■ **Action item**
Going through the material underneath, give only the number of lines that contain "hardwork".

■ **Data for processing**
= = = = = = =
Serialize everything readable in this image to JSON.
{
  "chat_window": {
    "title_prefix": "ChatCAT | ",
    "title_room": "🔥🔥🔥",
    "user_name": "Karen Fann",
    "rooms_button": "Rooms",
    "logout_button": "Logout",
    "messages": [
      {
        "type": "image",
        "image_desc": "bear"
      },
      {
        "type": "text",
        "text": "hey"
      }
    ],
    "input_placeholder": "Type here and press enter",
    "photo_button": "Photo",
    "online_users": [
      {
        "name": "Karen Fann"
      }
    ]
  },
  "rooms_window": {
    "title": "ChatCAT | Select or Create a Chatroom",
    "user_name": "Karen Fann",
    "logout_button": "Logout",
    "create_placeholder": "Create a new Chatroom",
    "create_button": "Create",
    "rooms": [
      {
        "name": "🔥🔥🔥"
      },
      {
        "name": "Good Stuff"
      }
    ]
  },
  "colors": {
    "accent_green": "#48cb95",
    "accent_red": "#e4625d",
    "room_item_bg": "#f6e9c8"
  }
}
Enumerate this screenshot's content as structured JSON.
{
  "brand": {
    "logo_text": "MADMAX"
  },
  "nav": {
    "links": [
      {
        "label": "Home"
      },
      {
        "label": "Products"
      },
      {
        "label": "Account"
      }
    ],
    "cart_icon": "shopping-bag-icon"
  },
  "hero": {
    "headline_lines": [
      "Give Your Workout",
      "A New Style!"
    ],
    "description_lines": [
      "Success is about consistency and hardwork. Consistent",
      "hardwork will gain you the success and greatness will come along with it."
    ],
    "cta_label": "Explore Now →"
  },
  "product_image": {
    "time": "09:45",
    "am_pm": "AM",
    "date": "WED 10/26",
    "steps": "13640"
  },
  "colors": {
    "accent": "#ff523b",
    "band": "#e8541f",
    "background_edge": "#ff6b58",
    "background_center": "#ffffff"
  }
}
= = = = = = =
■ **Output for this exercise**
2